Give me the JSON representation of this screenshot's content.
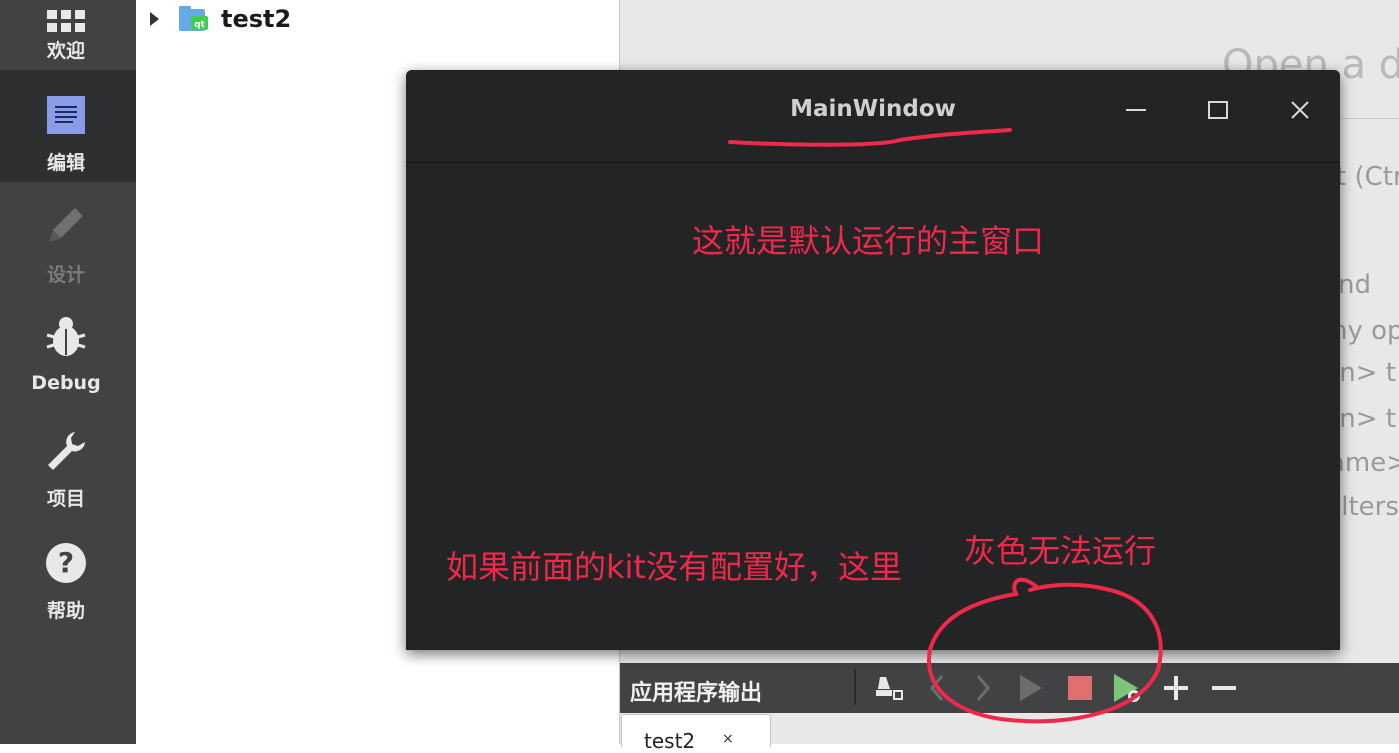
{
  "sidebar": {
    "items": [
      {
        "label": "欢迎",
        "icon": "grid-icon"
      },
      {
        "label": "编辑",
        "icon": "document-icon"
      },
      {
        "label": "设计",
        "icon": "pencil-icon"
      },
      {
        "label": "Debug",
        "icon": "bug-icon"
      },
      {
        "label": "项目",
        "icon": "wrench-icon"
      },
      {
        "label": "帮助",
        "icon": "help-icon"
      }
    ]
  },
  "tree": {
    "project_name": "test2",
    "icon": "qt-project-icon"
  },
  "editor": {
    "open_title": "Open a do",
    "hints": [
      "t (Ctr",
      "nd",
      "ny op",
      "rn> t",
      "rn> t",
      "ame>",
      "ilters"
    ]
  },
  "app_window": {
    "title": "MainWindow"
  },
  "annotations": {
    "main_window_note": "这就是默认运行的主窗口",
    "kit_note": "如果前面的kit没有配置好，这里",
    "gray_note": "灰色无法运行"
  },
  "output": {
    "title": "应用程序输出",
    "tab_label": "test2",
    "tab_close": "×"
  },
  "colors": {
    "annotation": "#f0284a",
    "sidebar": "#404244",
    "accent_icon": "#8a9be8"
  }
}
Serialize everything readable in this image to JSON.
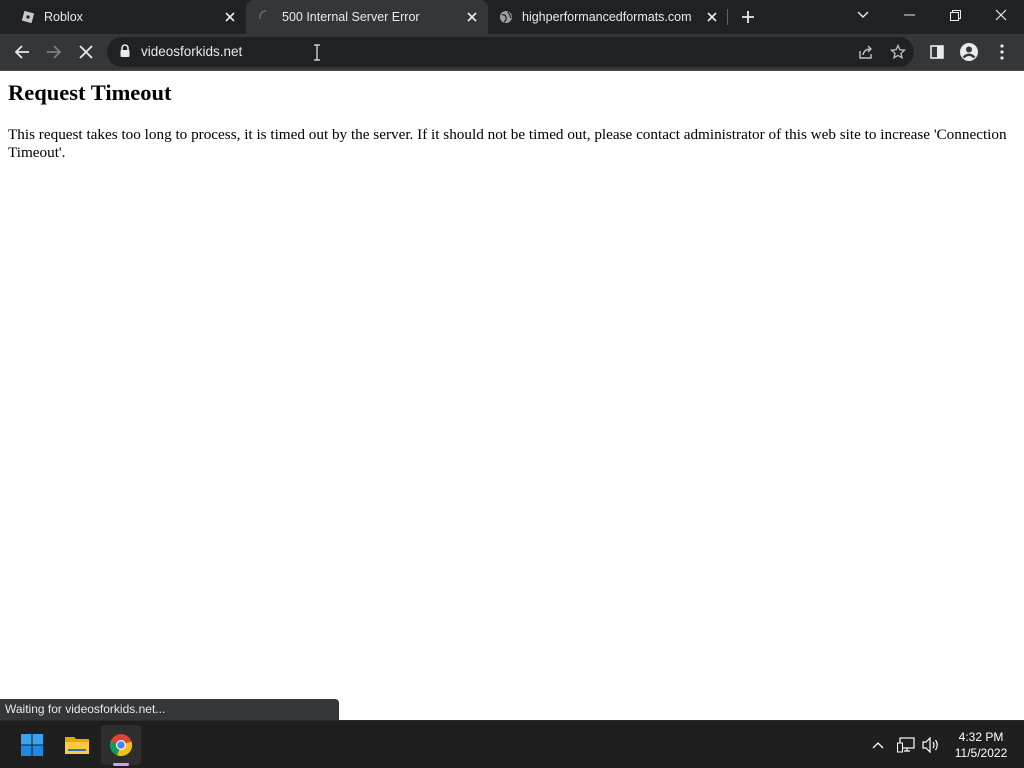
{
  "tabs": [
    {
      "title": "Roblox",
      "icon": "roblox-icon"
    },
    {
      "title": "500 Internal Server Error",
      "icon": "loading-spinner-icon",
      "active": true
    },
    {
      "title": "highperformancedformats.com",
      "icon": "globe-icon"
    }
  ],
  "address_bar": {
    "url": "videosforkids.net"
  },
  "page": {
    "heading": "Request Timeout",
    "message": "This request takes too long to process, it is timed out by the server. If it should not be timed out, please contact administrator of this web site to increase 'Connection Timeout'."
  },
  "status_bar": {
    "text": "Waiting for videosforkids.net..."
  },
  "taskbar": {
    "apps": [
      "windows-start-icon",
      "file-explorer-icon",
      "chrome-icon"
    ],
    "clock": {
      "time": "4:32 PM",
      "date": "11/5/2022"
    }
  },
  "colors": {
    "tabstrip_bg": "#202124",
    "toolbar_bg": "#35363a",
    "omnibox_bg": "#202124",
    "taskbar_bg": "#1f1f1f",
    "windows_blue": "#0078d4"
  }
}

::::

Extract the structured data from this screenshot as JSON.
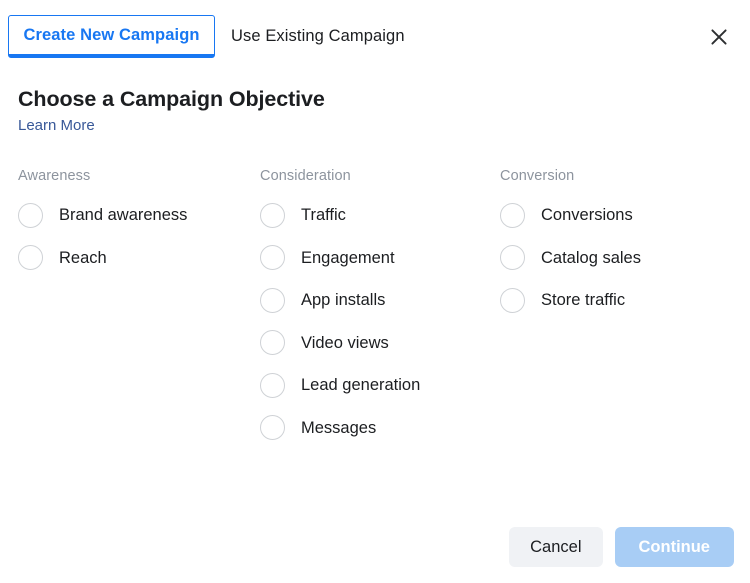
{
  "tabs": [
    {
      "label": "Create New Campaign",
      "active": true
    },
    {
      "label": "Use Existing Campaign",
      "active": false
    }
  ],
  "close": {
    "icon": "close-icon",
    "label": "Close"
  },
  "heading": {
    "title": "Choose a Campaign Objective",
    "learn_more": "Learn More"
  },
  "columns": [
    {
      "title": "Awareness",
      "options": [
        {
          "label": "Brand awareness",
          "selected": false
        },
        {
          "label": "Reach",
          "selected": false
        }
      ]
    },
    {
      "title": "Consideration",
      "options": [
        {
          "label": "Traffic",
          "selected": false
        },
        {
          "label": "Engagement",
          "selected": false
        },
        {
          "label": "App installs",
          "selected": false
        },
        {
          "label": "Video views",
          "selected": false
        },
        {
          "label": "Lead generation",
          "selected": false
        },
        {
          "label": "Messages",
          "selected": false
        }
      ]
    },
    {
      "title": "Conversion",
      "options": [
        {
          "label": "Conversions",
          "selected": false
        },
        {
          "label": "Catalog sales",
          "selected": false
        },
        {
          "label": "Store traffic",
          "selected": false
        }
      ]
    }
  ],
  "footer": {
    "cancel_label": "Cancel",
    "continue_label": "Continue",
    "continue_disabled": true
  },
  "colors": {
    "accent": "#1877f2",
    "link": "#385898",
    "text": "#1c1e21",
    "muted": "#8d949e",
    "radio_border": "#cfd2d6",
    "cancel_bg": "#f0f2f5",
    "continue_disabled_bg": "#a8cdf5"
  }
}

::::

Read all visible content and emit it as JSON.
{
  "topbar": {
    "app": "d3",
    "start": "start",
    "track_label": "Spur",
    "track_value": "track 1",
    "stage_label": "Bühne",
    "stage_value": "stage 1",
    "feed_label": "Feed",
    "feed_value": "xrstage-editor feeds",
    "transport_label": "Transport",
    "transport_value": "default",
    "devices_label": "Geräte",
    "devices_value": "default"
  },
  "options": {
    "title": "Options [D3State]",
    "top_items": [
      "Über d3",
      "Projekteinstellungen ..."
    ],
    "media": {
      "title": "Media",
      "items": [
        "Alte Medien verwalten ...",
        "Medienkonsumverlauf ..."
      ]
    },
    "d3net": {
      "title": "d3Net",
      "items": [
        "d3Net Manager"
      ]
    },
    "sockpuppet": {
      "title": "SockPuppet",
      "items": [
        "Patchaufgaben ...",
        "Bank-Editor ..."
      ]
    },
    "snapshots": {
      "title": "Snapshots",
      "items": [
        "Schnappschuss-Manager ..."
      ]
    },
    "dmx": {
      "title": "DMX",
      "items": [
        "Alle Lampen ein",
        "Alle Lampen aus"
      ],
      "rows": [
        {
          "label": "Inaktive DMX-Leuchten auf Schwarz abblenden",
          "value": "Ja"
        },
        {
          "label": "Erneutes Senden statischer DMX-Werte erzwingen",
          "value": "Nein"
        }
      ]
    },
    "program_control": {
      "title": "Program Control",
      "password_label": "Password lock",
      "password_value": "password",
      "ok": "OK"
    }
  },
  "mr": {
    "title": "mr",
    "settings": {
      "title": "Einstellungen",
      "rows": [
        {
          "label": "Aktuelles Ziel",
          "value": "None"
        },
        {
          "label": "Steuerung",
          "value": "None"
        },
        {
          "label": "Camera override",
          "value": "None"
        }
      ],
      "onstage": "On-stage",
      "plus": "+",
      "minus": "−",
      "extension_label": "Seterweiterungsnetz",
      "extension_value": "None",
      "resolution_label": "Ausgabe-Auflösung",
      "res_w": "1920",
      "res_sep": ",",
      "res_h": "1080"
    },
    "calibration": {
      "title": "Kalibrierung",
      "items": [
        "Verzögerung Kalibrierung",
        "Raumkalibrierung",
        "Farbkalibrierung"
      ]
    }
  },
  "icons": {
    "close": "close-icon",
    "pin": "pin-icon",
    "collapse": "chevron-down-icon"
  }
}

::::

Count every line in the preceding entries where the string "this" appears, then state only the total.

■ Your response: 4